**WHAT IS NEEDED:** A word-for-word copy of the data, pictures excluded, is what this task asks for.

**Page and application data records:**
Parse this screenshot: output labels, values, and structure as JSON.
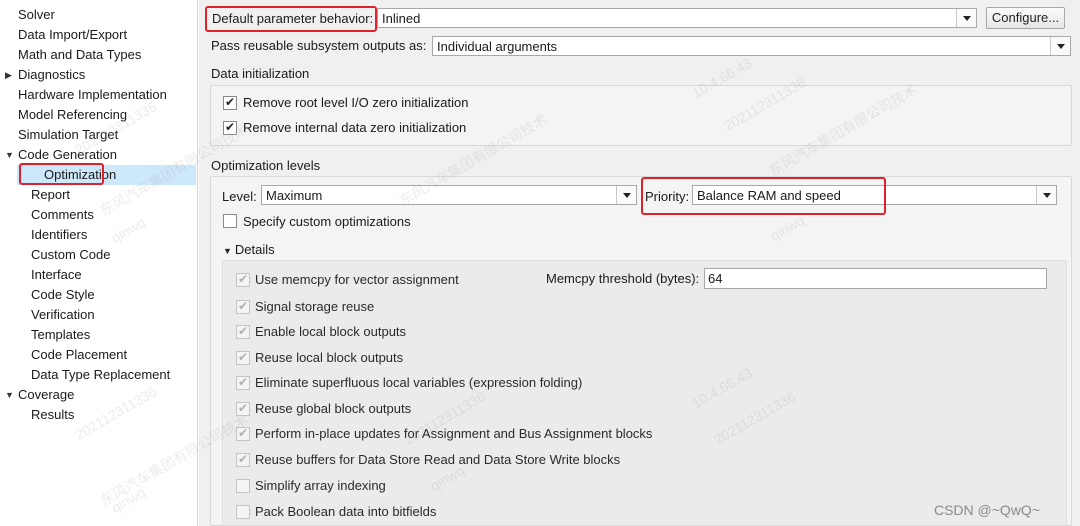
{
  "tree": {
    "items": [
      {
        "label": "Solver",
        "depth": 0,
        "expander": ""
      },
      {
        "label": "Data Import/Export",
        "depth": 0,
        "expander": ""
      },
      {
        "label": "Math and Data Types",
        "depth": 0,
        "expander": ""
      },
      {
        "label": "Diagnostics",
        "depth": 0,
        "expander": "▶"
      },
      {
        "label": "Hardware Implementation",
        "depth": 0,
        "expander": ""
      },
      {
        "label": "Model Referencing",
        "depth": 0,
        "expander": ""
      },
      {
        "label": "Simulation Target",
        "depth": 0,
        "expander": ""
      },
      {
        "label": "Code Generation",
        "depth": 0,
        "expander": "▼"
      },
      {
        "label": "Optimization",
        "depth": 1,
        "expander": "",
        "selected": true
      },
      {
        "label": "Report",
        "depth": 1,
        "expander": ""
      },
      {
        "label": "Comments",
        "depth": 1,
        "expander": ""
      },
      {
        "label": "Identifiers",
        "depth": 1,
        "expander": ""
      },
      {
        "label": "Custom Code",
        "depth": 1,
        "expander": ""
      },
      {
        "label": "Interface",
        "depth": 1,
        "expander": ""
      },
      {
        "label": "Code Style",
        "depth": 1,
        "expander": ""
      },
      {
        "label": "Verification",
        "depth": 1,
        "expander": ""
      },
      {
        "label": "Templates",
        "depth": 1,
        "expander": ""
      },
      {
        "label": "Code Placement",
        "depth": 1,
        "expander": ""
      },
      {
        "label": "Data Type Replacement",
        "depth": 1,
        "expander": ""
      },
      {
        "label": "Coverage",
        "depth": 0,
        "expander": "▼"
      },
      {
        "label": "Results",
        "depth": 1,
        "expander": ""
      }
    ]
  },
  "top": {
    "default_param_label": "Default parameter behavior:",
    "default_param_value": "Inlined",
    "configure_label": "Configure...",
    "pass_reusable_label": "Pass reusable subsystem outputs as:",
    "pass_reusable_value": "Individual arguments"
  },
  "data_init": {
    "section_label": "Data initialization",
    "remove_root_label": "Remove root level I/O zero initialization",
    "remove_root_checked": true,
    "remove_internal_label": "Remove internal data zero initialization",
    "remove_internal_checked": true
  },
  "opt_levels": {
    "section_label": "Optimization levels",
    "level_label": "Level:",
    "level_value": "Maximum",
    "priority_label": "Priority:",
    "priority_value": "Balance RAM and speed",
    "specify_custom_label": "Specify custom optimizations",
    "details_label": "Details",
    "memcpy_threshold_label": "Memcpy threshold (bytes):",
    "memcpy_threshold_value": "64",
    "details_items": [
      {
        "label": "Use memcpy for vector assignment",
        "checked": true
      },
      {
        "label": "Signal storage reuse",
        "checked": true
      },
      {
        "label": "Enable local block outputs",
        "checked": true
      },
      {
        "label": "Reuse local block outputs",
        "checked": true
      },
      {
        "label": "Eliminate superfluous local variables (expression folding)",
        "checked": true
      },
      {
        "label": "Reuse global block outputs",
        "checked": true
      },
      {
        "label": "Perform in-place updates for Assignment and Bus Assignment blocks",
        "checked": true
      },
      {
        "label": "Reuse buffers for Data Store Read and Data Store Write blocks",
        "checked": true
      },
      {
        "label": "Simplify array indexing",
        "checked": false
      },
      {
        "label": "Pack Boolean data into bitfields",
        "checked": false
      }
    ]
  },
  "watermark": {
    "line_a": "20211231​1336",
    "line_b": "东风汽车集团有限公司技术",
    "line_c": "qinwq",
    "line_d": "10.4.66.43"
  },
  "csdn_label": "CSDN @~QwQ~",
  "colors": {
    "highlight": "#e0232b",
    "selection": "#cde8fb"
  }
}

**SOLUTION FOR THIS TASK:**
Parse this screenshot: output labels, values, and structure as JSON.
{
  "tree": {
    "items": [
      {
        "label": "Solver",
        "depth": 0,
        "expander": ""
      },
      {
        "label": "Data Import/Export",
        "depth": 0,
        "expander": ""
      },
      {
        "label": "Math and Data Types",
        "depth": 0,
        "expander": ""
      },
      {
        "label": "Diagnostics",
        "depth": 0,
        "expander": "▶"
      },
      {
        "label": "Hardware Implementation",
        "depth": 0,
        "expander": ""
      },
      {
        "label": "Model Referencing",
        "depth": 0,
        "expander": ""
      },
      {
        "label": "Simulation Target",
        "depth": 0,
        "expander": ""
      },
      {
        "label": "Code Generation",
        "depth": 0,
        "expander": "▼"
      },
      {
        "label": "Optimization",
        "depth": 1,
        "expander": "",
        "selected": true
      },
      {
        "label": "Report",
        "depth": 1,
        "expander": ""
      },
      {
        "label": "Comments",
        "depth": 1,
        "expander": ""
      },
      {
        "label": "Identifiers",
        "depth": 1,
        "expander": ""
      },
      {
        "label": "Custom Code",
        "depth": 1,
        "expander": ""
      },
      {
        "label": "Interface",
        "depth": 1,
        "expander": ""
      },
      {
        "label": "Code Style",
        "depth": 1,
        "expander": ""
      },
      {
        "label": "Verification",
        "depth": 1,
        "expander": ""
      },
      {
        "label": "Templates",
        "depth": 1,
        "expander": ""
      },
      {
        "label": "Code Placement",
        "depth": 1,
        "expander": ""
      },
      {
        "label": "Data Type Replacement",
        "depth": 1,
        "expander": ""
      },
      {
        "label": "Coverage",
        "depth": 0,
        "expander": "▼"
      },
      {
        "label": "Results",
        "depth": 1,
        "expander": ""
      }
    ]
  },
  "top": {
    "default_param_label": "Default parameter behavior:",
    "default_param_value": "Inlined",
    "configure_label": "Configure...",
    "pass_reusable_label": "Pass reusable subsystem outputs as:",
    "pass_reusable_value": "Individual arguments"
  },
  "data_init": {
    "section_label": "Data initialization",
    "remove_root_label": "Remove root level I/O zero initialization",
    "remove_root_checked": true,
    "remove_internal_label": "Remove internal data zero initialization",
    "remove_internal_checked": true
  },
  "opt_levels": {
    "section_label": "Optimization levels",
    "level_label": "Level:",
    "level_value": "Maximum",
    "priority_label": "Priority:",
    "priority_value": "Balance RAM and speed",
    "specify_custom_label": "Specify custom optimizations",
    "details_label": "Details",
    "memcpy_threshold_label": "Memcpy threshold (bytes):",
    "memcpy_threshold_value": "64",
    "details_items": [
      {
        "label": "Use memcpy for vector assignment",
        "checked": true
      },
      {
        "label": "Signal storage reuse",
        "checked": true
      },
      {
        "label": "Enable local block outputs",
        "checked": true
      },
      {
        "label": "Reuse local block outputs",
        "checked": true
      },
      {
        "label": "Eliminate superfluous local variables (expression folding)",
        "checked": true
      },
      {
        "label": "Reuse global block outputs",
        "checked": true
      },
      {
        "label": "Perform in-place updates for Assignment and Bus Assignment blocks",
        "checked": true
      },
      {
        "label": "Reuse buffers for Data Store Read and Data Store Write blocks",
        "checked": true
      },
      {
        "label": "Simplify array indexing",
        "checked": false
      },
      {
        "label": "Pack Boolean data into bitfields",
        "checked": false
      }
    ]
  },
  "watermark": {
    "line_a": "20211231​1336",
    "line_b": "东风汽车集团有限公司技术",
    "line_c": "qinwq",
    "line_d": "10.4.66.43"
  },
  "csdn_label": "CSDN @~QwQ~",
  "colors": {
    "highlight": "#e0232b",
    "selection": "#cde8fb"
  }
}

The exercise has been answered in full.